1/16/04, Human Relations Sunday, Ep2A

Trashing Sin
John 1: 29-42
“Behold, the Lamb of God who takes away the sin of the world.” (v.29)

arrollton has the most efficient trash pickup of anywhere we have lived. In most towns the garbage-pick-up personnel have the attitude that homeowners should feel grateful for the random sorry service that they receive. In Decatur , near Emory, we suspected that the garbage men were stealing our garden tomatoes. Then one day my new jeans disappeared off the drying line, and the next week we spotted a stocky trash man, boldly wearing my jeans. We were afraid to offend them so we gave up the garden and dried our clothes in the Laundromat.

A major part of our wonderful quality of life in Carrollton is that we have an efficient means of trashing trash: the guys are friendly and on time, and they will trash anything left at the curb.

However, there is a trashing model that is even better: It is the very Lamb of God who takes away the sin of the entire world. In our vocabulary, Jesus Christ has a perfect way to trash our sin, to eradicate our past sins. He not only buries our sins where they can not be seen; but, through the shed blood of Jesus Christ, our sins are obliterated as we ask forgiveness.

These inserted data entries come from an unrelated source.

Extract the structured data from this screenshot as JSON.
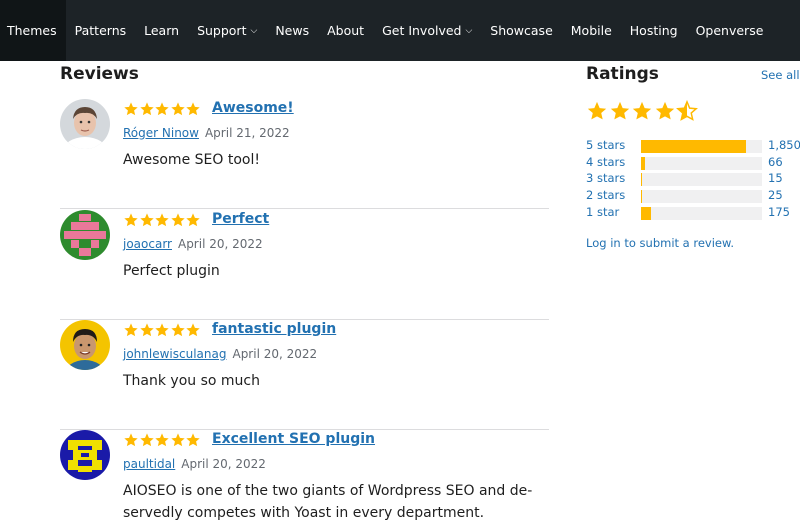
{
  "nav": {
    "items": [
      {
        "label": "Themes",
        "dropdown": false
      },
      {
        "label": "Patterns",
        "dropdown": false
      },
      {
        "label": "Learn",
        "dropdown": false
      },
      {
        "label": "Support",
        "dropdown": true
      },
      {
        "label": "News",
        "dropdown": false
      },
      {
        "label": "About",
        "dropdown": false
      },
      {
        "label": "Get Involved",
        "dropdown": true
      },
      {
        "label": "Showcase",
        "dropdown": false
      },
      {
        "label": "Mobile",
        "dropdown": false
      },
      {
        "label": "Hosting",
        "dropdown": false
      },
      {
        "label": "Openverse",
        "dropdown": false
      }
    ]
  },
  "reviews": {
    "heading": "Reviews",
    "items": [
      {
        "title": "Awesome!",
        "author": "Róger Ninow",
        "date": "April 21, 2022",
        "body": "Awesome SEO tool!",
        "stars": 5,
        "avatar_icon": "user-photo-avatar"
      },
      {
        "title": "Perfect",
        "author": "joaocarr",
        "date": "April 20, 2022",
        "body": "Perfect plugin",
        "stars": 5,
        "avatar_icon": "identicon-avatar"
      },
      {
        "title": "fantastic plugin",
        "author": "johnlewisculanag",
        "date": "April 20, 2022",
        "body": "Thank you so much",
        "stars": 5,
        "avatar_icon": "user-photo-avatar"
      },
      {
        "title": "Excellent SEO plugin",
        "author": "paultidal",
        "date": "April 20, 2022",
        "body": "AIOSEO is one of the two giants of Wordpress SEO and de-servedly competes with Yoast in every department.",
        "stars": 5,
        "avatar_icon": "identicon-avatar"
      }
    ]
  },
  "ratings": {
    "heading": "Ratings",
    "see_all": "See all",
    "average_stars": 4.5,
    "rows": [
      {
        "label": "5 stars",
        "count": "1,850",
        "fraction": 0.87
      },
      {
        "label": "4 stars",
        "count": "66",
        "fraction": 0.03
      },
      {
        "label": "3 stars",
        "count": "15",
        "fraction": 0.01
      },
      {
        "label": "2 stars",
        "count": "25",
        "fraction": 0.01
      },
      {
        "label": "1 star",
        "count": "175",
        "fraction": 0.08
      }
    ],
    "login_link": "Log in to submit a review."
  },
  "colors": {
    "nav_bg": "#1d2327",
    "link": "#2271b1",
    "star": "#ffb900",
    "bar_bg": "#f0f0f1"
  }
}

That may sound too simple for the modern educated sophisticates among us, but when I was a twenty-one year old frat boy I was not capable of grasping any theological formula that was any too complicated. Yet, in my lonely dorm room on a rainy Sunday afternoon, dealing with the frankness of the laity day address that I had just heard from a former rebel who had been converted under my Dad's preaching, I asked for forgiveness from God and He trashed my past sin forever; and an assurance was given me that He had forgiven my sin, even mine and my past sin was forgiven and trashed forever.

However, as with our trash cans at home which we keep refilling with more trash every day, we all sin every day and need to pray for new forgiveness every day. One of my jobs at home is to carry out our trash almost daily. It's amazing how just the two of us can produce so much trash.

We all need to call upon the means of grace for forgiveness daily. Marilyn uses the Oswald Chambers Daily Devotional Guide every morning, My Utmost for His Highest . I bought her a new leather copy a few years ago but she still uses her old worn copy. For the past few years I have begun my personal daily prayers with the plea, “O God be merciful to me a sinner!” I have found that this keeps me from merely making excuses to God for my sins and forces me to state my true position as a sinner who is saved by Grace. I am not excusing myself by saying, “ It's my background, or my personality traits.” Asking for mercy forces true confession and puts the penitent believer into a place where they can receive continuing cleansing. Otherwise, a lot of praying is simply making excuses to God, and He knows better.

Another observation is that some Christian folk seem to not trust the process. What I mean is, they ask God to trash it and then seem to doubt that He has obliterated the sin. People keep asking for the garbage service to pick up last week's trash again. Hey, it's gone for good! Real forgiveness means that we trust The Lamb of God's sacrifice to pay the price for the forgiveness of confessed sin. We are denying God's power and promise whenever we try to hold on to our sin.

A hard part for some newcomers to serious prayer is that they trip over the part of The Lord's Prayer where we repeat, “And forgive our trespasses as we forgive those who have trespassed against us.” We must forgive others in the same way that God forgives us. It is hard to forgive sometimes: that selfish daughter and deceitful son, the interfering mother-in-law, the nagging wife and bullying husband, and the manipulative boss. How can we forgive those who have done us wrong, tried to destroy our reputation, or cheated us on purpose? The only way is to allow God to quicken our minds to remember where we have stood. The cathartic effect of forgiving evil doers allows room for God to pour out a blessing in our souls. Unless we take the high ground, we are denying ourselves God's mercy.

And the best thing about taking out the heavy trash bags and pulling the over-stuffed giant green can to the curb is that it makes us tend to cut down on our production of trash. This analogy of trash, as somehow being related to the imagery of the Lamb of God, may be thin at this point; but, to carry on, there is something about cleansing that calls for more and more cleansing. What I mean is that it seems to be God's way of re-molding us into the higher image and calling that He has for us, as we are taught to want more of His holiness and as we perpetually allow Him to take away our sin.

Since I have dug a hole already with my “Trash Sermon,” let me illustrate our desire for righteousness and cleansing in one more story. We had to call “Roto-Rooter” one time when we had a septic tank problem. The man and his son who came had a dirty job. However, they had been doing it for a long time and they never got dirty because they very much wanted to stay clean and had learned how to do so. In fact, they both dressed in pure white overalls. Even their septic truck was painted bright white. When I mentioned how clean they were the father pulled out a snapshot of his Cadillac parked next to his son's Mustang, and you guessed it; both were pure white.

“Behold the Lamb of God who takes away the sin of the world!”

a sermon synopsis by C. Robert Allred, Th.D., Pastor
1/16/04, Human Relations Sunday, Ep2A